> Problem:
Search the entries below for the word "HERZLICH" and copy every line where it appears.

BEGIN Given records

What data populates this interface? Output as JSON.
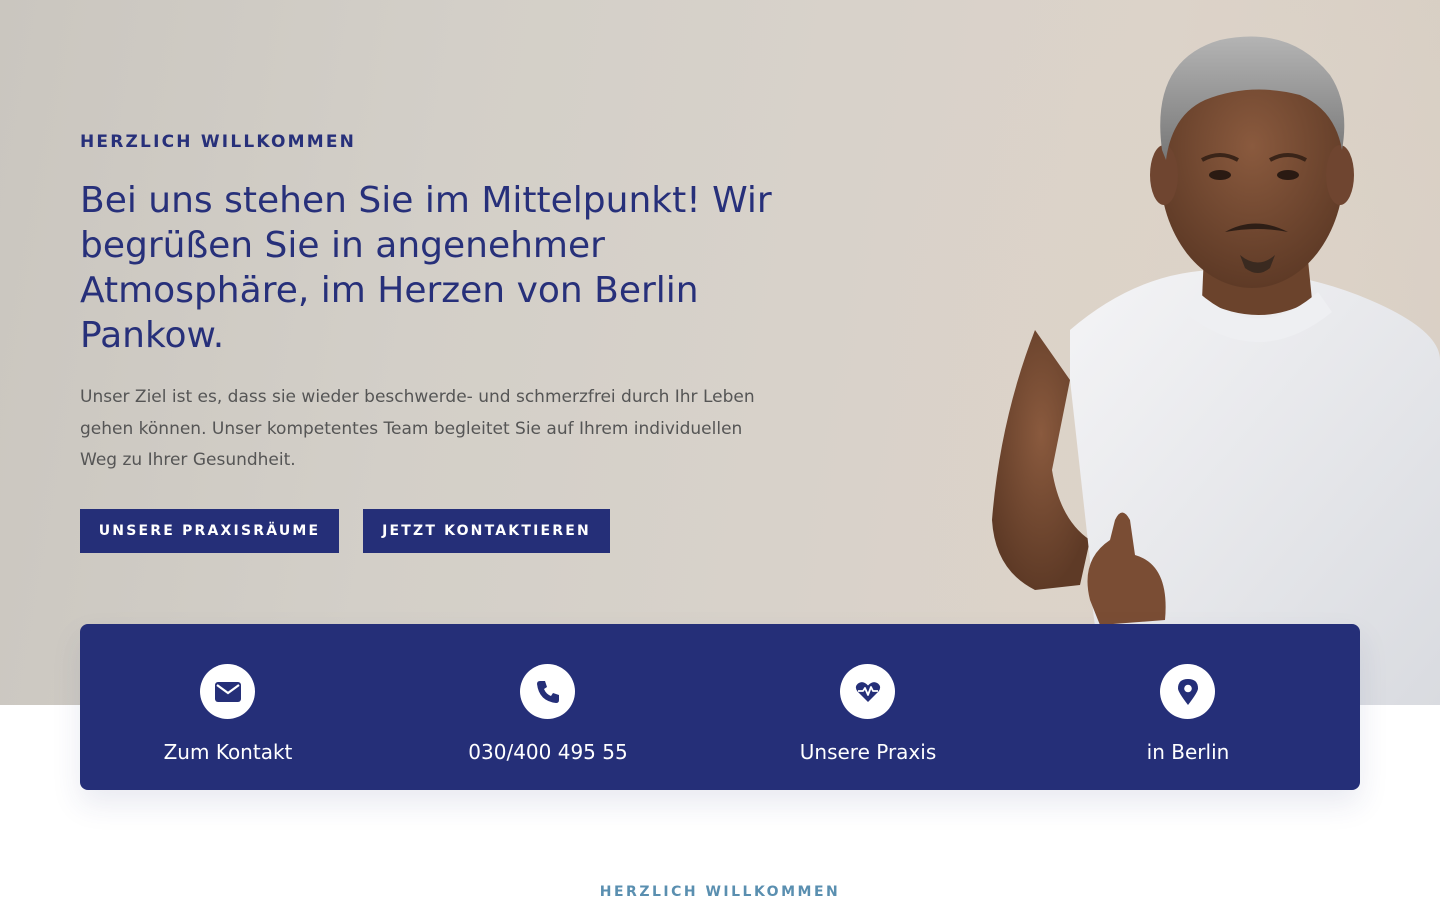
{
  "hero": {
    "kicker": "HERZLICH WILLKOMMEN",
    "headline": "Bei uns stehen Sie im Mittelpunkt! Wir begrüßen Sie in angenehmer Atmosphäre, im Herzen von Berlin Pankow.",
    "intro": "Unser Ziel ist es, dass sie wieder beschwerde- und schmerzfrei durch Ihr Leben gehen können. Unser kompetentes Team begleitet Sie auf Ihrem individuellen Weg zu Ihrer Gesundheit.",
    "buttons": {
      "praxis": "UNSERE PRAXISRÄUME",
      "kontakt": "JETZT KONTAKTIEREN"
    }
  },
  "infobar": {
    "items": [
      {
        "icon": "envelope-icon",
        "label": "Zum Kontakt"
      },
      {
        "icon": "phone-icon",
        "label": "030/400 495 55"
      },
      {
        "icon": "heartbeat-icon",
        "label": "Unsere Praxis"
      },
      {
        "icon": "map-pin-icon",
        "label": "in Berlin"
      }
    ]
  },
  "section": {
    "kicker": "HERZLICH WILLKOMMEN"
  },
  "colors": {
    "primary": "#252f78",
    "heading": "#27307a",
    "body_text": "#555555",
    "section_kicker": "#5a8fb0"
  }
}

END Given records

> Result:
    "kicker": "HERZLICH WILLKOMMEN",
    "kicker": "HERZLICH WILLKOMMEN"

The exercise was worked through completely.